As the yen weakened against the dollar for a second consecutive year, Honda, Nissan and Toyota all set production records in their North American plants in 2013, according to Automotive News.
Outputs for the trio last year include 1.86 million units for Toyota, 1.78 million for Honda, and 1.47 million for Nissan, though gains on the production line didn’t match sales in the United States. However, exports took up the slack in U.S. showrooms, with more units sent to growing markets such as South Korea, Saudi Arabia and Latin America.
As far as individual models are concerned, Honda built 466,695 Accords at their Marysville, Ohio plant in 2013, around 20,000 more than the number of Camrys Toyota workers at the automaker’s Georgetown, Ky. plant.
The Japanese Three expanded their presence in North America as insulation against a falling yen, which fell 17.6 percent against the dollar in 2013 after falling 11 percent in 2012, as well as protection from overseas production disruptions that could affect North American output. In fact, Honda will soon open a plant in Celaya, Mexico to build the Fit, with the long-awaited 2015 NSX to be assembled in an experimental plant in Marysville.

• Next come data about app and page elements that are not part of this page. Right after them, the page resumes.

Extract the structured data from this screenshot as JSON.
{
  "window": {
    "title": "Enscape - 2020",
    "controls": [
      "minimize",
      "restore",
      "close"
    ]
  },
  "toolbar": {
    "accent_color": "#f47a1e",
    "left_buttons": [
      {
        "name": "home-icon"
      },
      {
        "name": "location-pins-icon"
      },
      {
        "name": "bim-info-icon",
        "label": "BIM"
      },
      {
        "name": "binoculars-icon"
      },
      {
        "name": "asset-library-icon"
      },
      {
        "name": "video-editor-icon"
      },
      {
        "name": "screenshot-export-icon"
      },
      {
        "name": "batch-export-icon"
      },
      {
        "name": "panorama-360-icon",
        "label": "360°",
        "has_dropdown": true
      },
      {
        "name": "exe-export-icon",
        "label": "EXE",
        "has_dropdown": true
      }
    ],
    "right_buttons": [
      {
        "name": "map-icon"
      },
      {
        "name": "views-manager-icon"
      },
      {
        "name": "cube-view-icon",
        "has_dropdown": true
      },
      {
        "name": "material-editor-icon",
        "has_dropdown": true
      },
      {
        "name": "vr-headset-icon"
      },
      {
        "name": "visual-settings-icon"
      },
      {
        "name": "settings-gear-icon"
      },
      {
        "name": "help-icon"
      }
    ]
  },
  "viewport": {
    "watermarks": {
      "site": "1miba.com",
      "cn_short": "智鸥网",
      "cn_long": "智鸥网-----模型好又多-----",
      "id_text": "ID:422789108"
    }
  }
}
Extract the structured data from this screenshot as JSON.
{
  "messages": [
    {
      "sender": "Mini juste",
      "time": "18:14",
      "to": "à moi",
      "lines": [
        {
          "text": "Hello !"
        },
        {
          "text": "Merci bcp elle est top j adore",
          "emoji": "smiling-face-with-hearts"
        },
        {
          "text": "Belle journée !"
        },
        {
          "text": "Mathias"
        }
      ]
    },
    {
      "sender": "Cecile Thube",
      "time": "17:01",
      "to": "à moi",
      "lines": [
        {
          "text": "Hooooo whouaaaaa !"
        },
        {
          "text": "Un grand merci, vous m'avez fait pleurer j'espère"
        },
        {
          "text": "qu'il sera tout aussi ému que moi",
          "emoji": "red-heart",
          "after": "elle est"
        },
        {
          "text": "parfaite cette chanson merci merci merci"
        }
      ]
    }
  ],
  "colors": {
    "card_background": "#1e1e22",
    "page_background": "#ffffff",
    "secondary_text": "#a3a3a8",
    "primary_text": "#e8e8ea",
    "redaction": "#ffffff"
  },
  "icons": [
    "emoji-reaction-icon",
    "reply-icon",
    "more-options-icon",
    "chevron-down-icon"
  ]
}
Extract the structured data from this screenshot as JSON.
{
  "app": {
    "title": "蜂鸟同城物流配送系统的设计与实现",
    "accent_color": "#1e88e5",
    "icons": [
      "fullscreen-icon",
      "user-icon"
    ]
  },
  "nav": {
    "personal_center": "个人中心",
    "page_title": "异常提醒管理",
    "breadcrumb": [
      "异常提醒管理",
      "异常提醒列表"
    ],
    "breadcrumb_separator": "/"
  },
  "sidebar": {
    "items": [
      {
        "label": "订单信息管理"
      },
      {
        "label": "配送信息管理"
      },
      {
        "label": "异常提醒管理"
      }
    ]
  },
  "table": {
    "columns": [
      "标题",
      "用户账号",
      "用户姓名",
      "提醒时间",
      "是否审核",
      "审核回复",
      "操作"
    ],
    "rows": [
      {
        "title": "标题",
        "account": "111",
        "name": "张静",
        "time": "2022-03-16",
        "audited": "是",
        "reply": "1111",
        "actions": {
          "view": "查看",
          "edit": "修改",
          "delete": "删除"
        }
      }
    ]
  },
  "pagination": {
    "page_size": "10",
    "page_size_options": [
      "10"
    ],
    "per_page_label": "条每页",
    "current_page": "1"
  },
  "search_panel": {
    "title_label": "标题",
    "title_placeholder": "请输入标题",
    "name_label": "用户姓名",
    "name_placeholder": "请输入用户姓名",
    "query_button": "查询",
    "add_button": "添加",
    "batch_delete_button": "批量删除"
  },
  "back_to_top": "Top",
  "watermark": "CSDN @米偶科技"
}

Regarding Hyundai and Kia, the two South Korean automakers set a few records of their own in North America, including 399,495 Sonatas and Elantras leaving Hyundai’s Montgomery, Ala. plant, and 105,647 Santa Fes rolling out of the Kia line in West Point, Ga.